Do More Open Economies Have Bigger Governments? Another Look
39 Pages Posted: 9 Oct 2001
Date Written: June 2001
In the Journal of Political Economy, Rodrik (1998) finds a positive association between the openness of an economy and its government size. He explains this paradox by arguing that government expenditures are used to provide social insurance against the risk of terms of trade shocks that open economies face. This paper examines the relationship of other measures of the size of government to openness of an economy and to risk of terms of trade shocks. We present evidence that less open economies are highly interventionist and their governments "large" based on different measures of government than those used by Rodrik. In particular, we find that less open economies tend to have a great deal more government in the form of more government ownership, more use of price controls, a higher likelihood of expropriation of property and repudiation of contracts, and more trade barriers. We also find higher levels of these forms of government in countries with greater exposure to trade shocks. The inter-relationships uncovered by Rodrik (1998), various authors in the literature, and in this paper are still not completely understood. It is clear, though, that focus on budgetary measures of government misses much of the picture regarding the role of government and its relationship to international trade.

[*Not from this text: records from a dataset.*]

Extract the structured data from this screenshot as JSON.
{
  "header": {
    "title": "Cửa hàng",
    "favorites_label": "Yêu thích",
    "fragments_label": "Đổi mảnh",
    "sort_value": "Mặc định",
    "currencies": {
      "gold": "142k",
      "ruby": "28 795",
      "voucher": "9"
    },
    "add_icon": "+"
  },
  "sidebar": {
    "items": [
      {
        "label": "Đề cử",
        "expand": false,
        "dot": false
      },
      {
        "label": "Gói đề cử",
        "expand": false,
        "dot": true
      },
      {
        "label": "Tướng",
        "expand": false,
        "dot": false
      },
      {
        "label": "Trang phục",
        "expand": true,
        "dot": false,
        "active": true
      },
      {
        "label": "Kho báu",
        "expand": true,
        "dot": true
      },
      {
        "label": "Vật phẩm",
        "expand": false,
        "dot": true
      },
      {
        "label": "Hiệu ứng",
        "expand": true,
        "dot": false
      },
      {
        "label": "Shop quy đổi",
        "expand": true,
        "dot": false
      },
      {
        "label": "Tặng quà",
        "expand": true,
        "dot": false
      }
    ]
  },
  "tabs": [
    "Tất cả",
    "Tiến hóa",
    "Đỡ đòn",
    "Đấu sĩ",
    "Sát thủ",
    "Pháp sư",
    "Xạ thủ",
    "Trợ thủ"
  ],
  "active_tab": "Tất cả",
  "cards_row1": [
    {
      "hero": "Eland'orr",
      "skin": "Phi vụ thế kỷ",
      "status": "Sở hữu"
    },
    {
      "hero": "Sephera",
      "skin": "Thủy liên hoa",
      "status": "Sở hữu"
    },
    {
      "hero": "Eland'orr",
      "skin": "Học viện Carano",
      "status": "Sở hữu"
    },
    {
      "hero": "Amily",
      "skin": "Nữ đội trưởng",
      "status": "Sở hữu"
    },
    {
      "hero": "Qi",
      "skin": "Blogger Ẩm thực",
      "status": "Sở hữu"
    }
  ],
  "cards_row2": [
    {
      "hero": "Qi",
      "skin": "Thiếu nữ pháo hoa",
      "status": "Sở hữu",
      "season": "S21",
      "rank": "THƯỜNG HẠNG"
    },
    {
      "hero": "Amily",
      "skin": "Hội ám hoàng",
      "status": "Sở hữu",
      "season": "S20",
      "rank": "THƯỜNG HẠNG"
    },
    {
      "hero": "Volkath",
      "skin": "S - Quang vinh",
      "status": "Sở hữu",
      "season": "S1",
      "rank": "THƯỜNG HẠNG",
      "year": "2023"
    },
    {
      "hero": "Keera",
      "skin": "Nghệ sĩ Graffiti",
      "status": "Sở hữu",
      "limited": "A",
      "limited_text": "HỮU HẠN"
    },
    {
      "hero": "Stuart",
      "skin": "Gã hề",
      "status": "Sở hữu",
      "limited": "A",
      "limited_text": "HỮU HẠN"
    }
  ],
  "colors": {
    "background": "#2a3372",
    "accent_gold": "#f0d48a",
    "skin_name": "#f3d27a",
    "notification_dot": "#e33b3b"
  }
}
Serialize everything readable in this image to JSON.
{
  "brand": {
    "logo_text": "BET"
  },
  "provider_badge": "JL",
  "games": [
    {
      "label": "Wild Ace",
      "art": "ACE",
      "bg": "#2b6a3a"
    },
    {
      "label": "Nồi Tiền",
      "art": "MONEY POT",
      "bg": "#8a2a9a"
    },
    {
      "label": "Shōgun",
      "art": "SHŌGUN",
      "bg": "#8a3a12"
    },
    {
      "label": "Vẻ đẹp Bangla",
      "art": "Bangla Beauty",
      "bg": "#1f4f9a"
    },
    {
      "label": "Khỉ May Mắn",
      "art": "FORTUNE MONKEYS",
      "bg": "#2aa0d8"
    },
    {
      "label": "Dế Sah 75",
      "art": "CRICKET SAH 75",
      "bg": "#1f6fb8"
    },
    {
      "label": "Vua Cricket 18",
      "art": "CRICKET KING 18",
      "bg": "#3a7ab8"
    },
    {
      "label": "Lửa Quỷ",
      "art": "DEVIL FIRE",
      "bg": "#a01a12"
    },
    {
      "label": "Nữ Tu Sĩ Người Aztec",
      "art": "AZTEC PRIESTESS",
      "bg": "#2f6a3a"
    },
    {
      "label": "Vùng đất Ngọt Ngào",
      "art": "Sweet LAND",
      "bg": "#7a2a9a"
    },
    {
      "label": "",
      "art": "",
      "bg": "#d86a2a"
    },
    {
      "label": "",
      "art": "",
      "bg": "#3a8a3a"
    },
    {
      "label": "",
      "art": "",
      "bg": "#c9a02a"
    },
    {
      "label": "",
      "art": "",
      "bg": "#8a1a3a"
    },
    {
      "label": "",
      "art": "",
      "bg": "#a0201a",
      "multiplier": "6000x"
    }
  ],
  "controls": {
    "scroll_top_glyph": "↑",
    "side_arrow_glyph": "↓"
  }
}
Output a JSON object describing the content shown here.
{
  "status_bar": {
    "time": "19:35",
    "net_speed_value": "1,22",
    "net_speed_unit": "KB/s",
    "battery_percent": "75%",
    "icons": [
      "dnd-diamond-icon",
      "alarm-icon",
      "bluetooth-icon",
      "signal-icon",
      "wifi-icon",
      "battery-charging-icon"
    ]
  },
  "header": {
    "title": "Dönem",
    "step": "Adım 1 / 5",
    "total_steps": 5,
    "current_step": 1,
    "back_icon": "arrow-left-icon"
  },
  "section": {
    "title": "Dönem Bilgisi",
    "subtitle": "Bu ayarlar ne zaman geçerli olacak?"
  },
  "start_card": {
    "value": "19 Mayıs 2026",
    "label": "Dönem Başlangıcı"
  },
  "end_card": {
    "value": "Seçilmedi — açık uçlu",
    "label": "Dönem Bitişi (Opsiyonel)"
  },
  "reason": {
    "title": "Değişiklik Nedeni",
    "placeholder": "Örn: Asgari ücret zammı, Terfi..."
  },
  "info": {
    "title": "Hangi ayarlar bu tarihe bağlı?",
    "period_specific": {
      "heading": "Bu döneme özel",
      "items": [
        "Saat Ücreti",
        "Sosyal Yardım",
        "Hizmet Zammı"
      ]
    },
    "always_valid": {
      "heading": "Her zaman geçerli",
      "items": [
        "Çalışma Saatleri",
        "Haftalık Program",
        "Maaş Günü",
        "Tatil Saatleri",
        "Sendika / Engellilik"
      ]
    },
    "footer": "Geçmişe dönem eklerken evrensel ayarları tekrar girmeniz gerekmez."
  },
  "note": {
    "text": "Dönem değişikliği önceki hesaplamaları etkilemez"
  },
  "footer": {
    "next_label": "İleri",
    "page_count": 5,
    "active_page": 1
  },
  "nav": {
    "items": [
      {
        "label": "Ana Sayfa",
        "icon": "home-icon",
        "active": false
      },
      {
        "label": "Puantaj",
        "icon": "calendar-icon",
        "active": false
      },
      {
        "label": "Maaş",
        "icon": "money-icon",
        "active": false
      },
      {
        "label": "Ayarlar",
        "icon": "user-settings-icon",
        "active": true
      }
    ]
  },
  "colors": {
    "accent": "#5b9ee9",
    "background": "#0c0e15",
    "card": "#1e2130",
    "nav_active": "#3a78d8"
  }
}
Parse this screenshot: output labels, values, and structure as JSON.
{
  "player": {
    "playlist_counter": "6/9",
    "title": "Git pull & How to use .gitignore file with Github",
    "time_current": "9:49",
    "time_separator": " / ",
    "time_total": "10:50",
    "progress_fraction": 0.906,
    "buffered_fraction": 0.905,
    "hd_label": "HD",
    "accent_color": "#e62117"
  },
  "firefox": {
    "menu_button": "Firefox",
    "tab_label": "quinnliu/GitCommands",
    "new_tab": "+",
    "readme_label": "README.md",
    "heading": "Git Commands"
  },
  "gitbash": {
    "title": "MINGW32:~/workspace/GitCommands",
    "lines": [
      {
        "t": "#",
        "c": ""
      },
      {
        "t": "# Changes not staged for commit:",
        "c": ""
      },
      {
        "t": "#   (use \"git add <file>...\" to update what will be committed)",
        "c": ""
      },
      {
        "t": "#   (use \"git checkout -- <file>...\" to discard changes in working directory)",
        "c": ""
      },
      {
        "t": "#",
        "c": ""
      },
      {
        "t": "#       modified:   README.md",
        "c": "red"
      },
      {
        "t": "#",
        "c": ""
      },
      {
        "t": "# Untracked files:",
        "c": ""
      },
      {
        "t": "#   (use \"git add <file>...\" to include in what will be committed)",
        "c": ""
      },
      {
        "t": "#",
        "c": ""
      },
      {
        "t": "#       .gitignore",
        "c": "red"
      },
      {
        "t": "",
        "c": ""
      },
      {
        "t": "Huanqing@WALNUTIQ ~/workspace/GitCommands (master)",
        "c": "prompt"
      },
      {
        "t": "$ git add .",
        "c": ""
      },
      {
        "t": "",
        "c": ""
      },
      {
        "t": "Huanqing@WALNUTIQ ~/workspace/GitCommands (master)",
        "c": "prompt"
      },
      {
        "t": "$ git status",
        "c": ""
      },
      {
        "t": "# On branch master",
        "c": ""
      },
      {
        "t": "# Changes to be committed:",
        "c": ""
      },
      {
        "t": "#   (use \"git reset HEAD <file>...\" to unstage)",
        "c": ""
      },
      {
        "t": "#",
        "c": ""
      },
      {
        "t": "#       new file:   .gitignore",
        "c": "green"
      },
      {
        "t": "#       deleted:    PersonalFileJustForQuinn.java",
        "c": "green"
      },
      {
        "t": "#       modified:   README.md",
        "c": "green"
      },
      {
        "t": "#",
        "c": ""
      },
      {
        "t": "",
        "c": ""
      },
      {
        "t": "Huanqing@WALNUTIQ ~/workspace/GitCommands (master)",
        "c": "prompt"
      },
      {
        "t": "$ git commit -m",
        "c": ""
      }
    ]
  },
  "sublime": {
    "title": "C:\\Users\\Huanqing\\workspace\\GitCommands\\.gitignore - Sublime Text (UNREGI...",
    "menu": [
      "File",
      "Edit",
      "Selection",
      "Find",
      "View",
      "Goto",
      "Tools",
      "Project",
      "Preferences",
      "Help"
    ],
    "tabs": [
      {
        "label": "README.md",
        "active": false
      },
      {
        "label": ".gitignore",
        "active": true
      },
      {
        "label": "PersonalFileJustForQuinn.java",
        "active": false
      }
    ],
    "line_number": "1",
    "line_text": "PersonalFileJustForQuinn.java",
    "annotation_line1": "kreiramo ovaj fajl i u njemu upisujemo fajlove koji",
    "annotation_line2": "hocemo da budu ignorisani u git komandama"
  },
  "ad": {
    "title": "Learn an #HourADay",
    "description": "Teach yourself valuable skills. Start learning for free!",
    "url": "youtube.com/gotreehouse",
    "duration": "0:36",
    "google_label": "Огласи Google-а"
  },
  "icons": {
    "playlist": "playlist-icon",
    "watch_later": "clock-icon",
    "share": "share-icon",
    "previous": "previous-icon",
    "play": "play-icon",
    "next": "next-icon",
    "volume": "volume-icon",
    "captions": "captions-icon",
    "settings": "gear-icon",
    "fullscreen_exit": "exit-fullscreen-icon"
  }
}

Keywords: trade and government, size of government, open economy, government intervention
JEL Classification: F1, H5
Suggested Citation: Suggested Citation